[Data entries]:
▼

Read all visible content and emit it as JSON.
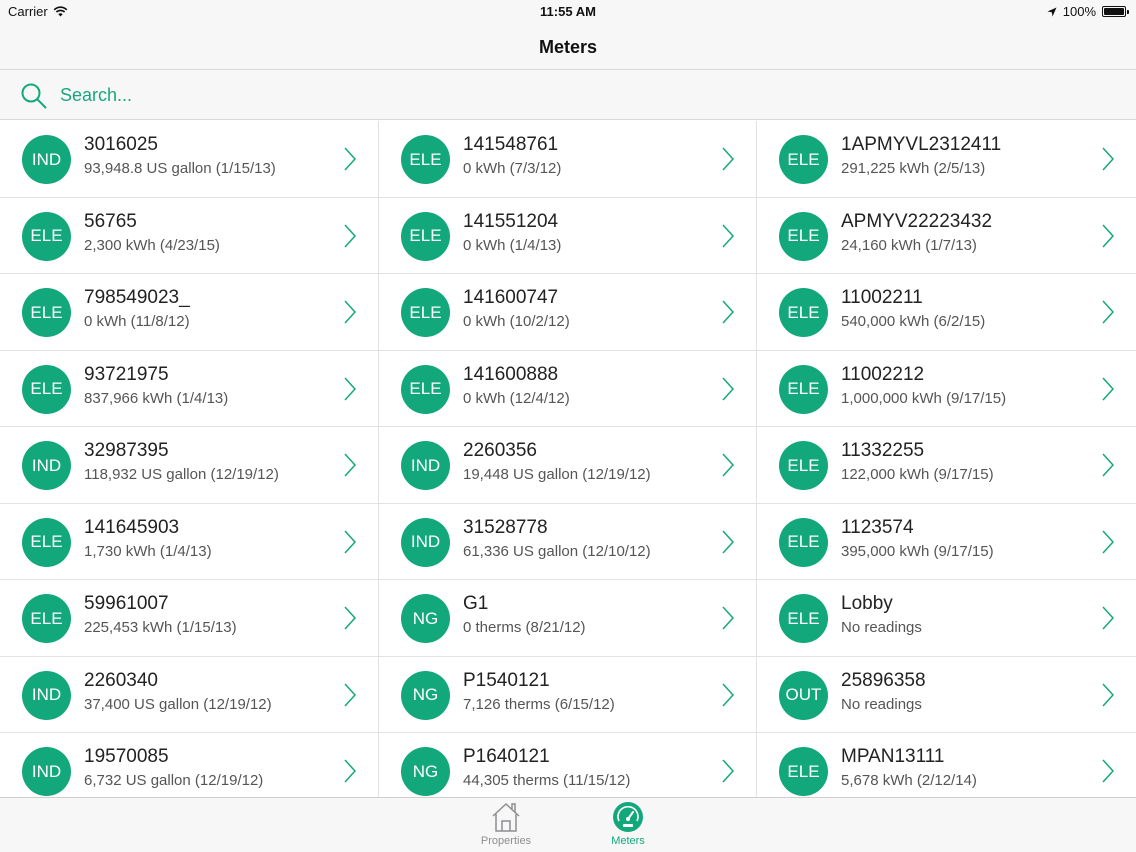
{
  "status": {
    "carrier": "Carrier",
    "time": "11:55 AM",
    "battery": "100%"
  },
  "nav": {
    "title": "Meters"
  },
  "search": {
    "placeholder": "Search..."
  },
  "colors": {
    "accent": "#13a87c",
    "badge": "#13a87c",
    "inactive": "#8e8e93"
  },
  "meters": [
    {
      "type": "IND",
      "id": "3016025",
      "reading": "93,948.8 US gallon (1/15/13)"
    },
    {
      "type": "ELE",
      "id": "141548761",
      "reading": "0 kWh (7/3/12)"
    },
    {
      "type": "ELE",
      "id": "1APMYVL2312411",
      "reading": "291,225 kWh (2/5/13)"
    },
    {
      "type": "ELE",
      "id": "56765",
      "reading": "2,300 kWh (4/23/15)"
    },
    {
      "type": "ELE",
      "id": "141551204",
      "reading": "0 kWh (1/4/13)"
    },
    {
      "type": "ELE",
      "id": "APMYV22223432",
      "reading": "24,160 kWh (1/7/13)"
    },
    {
      "type": "ELE",
      "id": "798549023_",
      "reading": "0 kWh (11/8/12)"
    },
    {
      "type": "ELE",
      "id": "141600747",
      "reading": "0 kWh (10/2/12)"
    },
    {
      "type": "ELE",
      "id": "11002211",
      "reading": "540,000 kWh (6/2/15)"
    },
    {
      "type": "ELE",
      "id": "93721975",
      "reading": "837,966 kWh (1/4/13)"
    },
    {
      "type": "ELE",
      "id": "141600888",
      "reading": "0 kWh (12/4/12)"
    },
    {
      "type": "ELE",
      "id": "11002212",
      "reading": "1,000,000 kWh (9/17/15)"
    },
    {
      "type": "IND",
      "id": "32987395",
      "reading": "118,932 US gallon (12/19/12)"
    },
    {
      "type": "IND",
      "id": "2260356",
      "reading": "19,448 US gallon (12/19/12)"
    },
    {
      "type": "ELE",
      "id": "11332255",
      "reading": "122,000 kWh (9/17/15)"
    },
    {
      "type": "ELE",
      "id": "141645903",
      "reading": "1,730 kWh (1/4/13)"
    },
    {
      "type": "IND",
      "id": "31528778",
      "reading": "61,336 US gallon (12/10/12)"
    },
    {
      "type": "ELE",
      "id": "1123574",
      "reading": "395,000 kWh (9/17/15)"
    },
    {
      "type": "ELE",
      "id": "59961007",
      "reading": "225,453 kWh (1/15/13)"
    },
    {
      "type": "NG",
      "id": "G1",
      "reading": "0 therms (8/21/12)"
    },
    {
      "type": "ELE",
      "id": "Lobby",
      "reading": "No readings"
    },
    {
      "type": "IND",
      "id": "2260340",
      "reading": "37,400 US gallon (12/19/12)"
    },
    {
      "type": "NG",
      "id": "P1540121",
      "reading": "7,126 therms (6/15/12)"
    },
    {
      "type": "OUT",
      "id": "25896358",
      "reading": "No readings"
    },
    {
      "type": "IND",
      "id": "19570085",
      "reading": "6,732 US gallon (12/19/12)"
    },
    {
      "type": "NG",
      "id": "P1640121",
      "reading": "44,305 therms (11/15/12)"
    },
    {
      "type": "ELE",
      "id": "MPAN13111",
      "reading": "5,678 kWh (2/12/14)"
    }
  ],
  "tabs": [
    {
      "label": "Properties",
      "icon": "house-icon",
      "selected": false
    },
    {
      "label": "Meters",
      "icon": "gauge-icon",
      "selected": true
    }
  ]
}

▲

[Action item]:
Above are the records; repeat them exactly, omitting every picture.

[Reply]:
Read all visible content and emit it as JSON.
{
  "status": {
    "carrier": "Carrier",
    "time": "11:55 AM",
    "battery": "100%"
  },
  "nav": {
    "title": "Meters"
  },
  "search": {
    "placeholder": "Search..."
  },
  "colors": {
    "accent": "#13a87c",
    "badge": "#13a87c",
    "inactive": "#8e8e93"
  },
  "meters": [
    {
      "type": "IND",
      "id": "3016025",
      "reading": "93,948.8 US gallon (1/15/13)"
    },
    {
      "type": "ELE",
      "id": "141548761",
      "reading": "0 kWh (7/3/12)"
    },
    {
      "type": "ELE",
      "id": "1APMYVL2312411",
      "reading": "291,225 kWh (2/5/13)"
    },
    {
      "type": "ELE",
      "id": "56765",
      "reading": "2,300 kWh (4/23/15)"
    },
    {
      "type": "ELE",
      "id": "141551204",
      "reading": "0 kWh (1/4/13)"
    },
    {
      "type": "ELE",
      "id": "APMYV22223432",
      "reading": "24,160 kWh (1/7/13)"
    },
    {
      "type": "ELE",
      "id": "798549023_",
      "reading": "0 kWh (11/8/12)"
    },
    {
      "type": "ELE",
      "id": "141600747",
      "reading": "0 kWh (10/2/12)"
    },
    {
      "type": "ELE",
      "id": "11002211",
      "reading": "540,000 kWh (6/2/15)"
    },
    {
      "type": "ELE",
      "id": "93721975",
      "reading": "837,966 kWh (1/4/13)"
    },
    {
      "type": "ELE",
      "id": "141600888",
      "reading": "0 kWh (12/4/12)"
    },
    {
      "type": "ELE",
      "id": "11002212",
      "reading": "1,000,000 kWh (9/17/15)"
    },
    {
      "type": "IND",
      "id": "32987395",
      "reading": "118,932 US gallon (12/19/12)"
    },
    {
      "type": "IND",
      "id": "2260356",
      "reading": "19,448 US gallon (12/19/12)"
    },
    {
      "type": "ELE",
      "id": "11332255",
      "reading": "122,000 kWh (9/17/15)"
    },
    {
      "type": "ELE",
      "id": "141645903",
      "reading": "1,730 kWh (1/4/13)"
    },
    {
      "type": "IND",
      "id": "31528778",
      "reading": "61,336 US gallon (12/10/12)"
    },
    {
      "type": "ELE",
      "id": "1123574",
      "reading": "395,000 kWh (9/17/15)"
    },
    {
      "type": "ELE",
      "id": "59961007",
      "reading": "225,453 kWh (1/15/13)"
    },
    {
      "type": "NG",
      "id": "G1",
      "reading": "0 therms (8/21/12)"
    },
    {
      "type": "ELE",
      "id": "Lobby",
      "reading": "No readings"
    },
    {
      "type": "IND",
      "id": "2260340",
      "reading": "37,400 US gallon (12/19/12)"
    },
    {
      "type": "NG",
      "id": "P1540121",
      "reading": "7,126 therms (6/15/12)"
    },
    {
      "type": "OUT",
      "id": "25896358",
      "reading": "No readings"
    },
    {
      "type": "IND",
      "id": "19570085",
      "reading": "6,732 US gallon (12/19/12)"
    },
    {
      "type": "NG",
      "id": "P1640121",
      "reading": "44,305 therms (11/15/12)"
    },
    {
      "type": "ELE",
      "id": "MPAN13111",
      "reading": "5,678 kWh (2/12/14)"
    }
  ],
  "tabs": [
    {
      "label": "Properties",
      "icon": "house-icon",
      "selected": false
    },
    {
      "label": "Meters",
      "icon": "gauge-icon",
      "selected": true
    }
  ]
}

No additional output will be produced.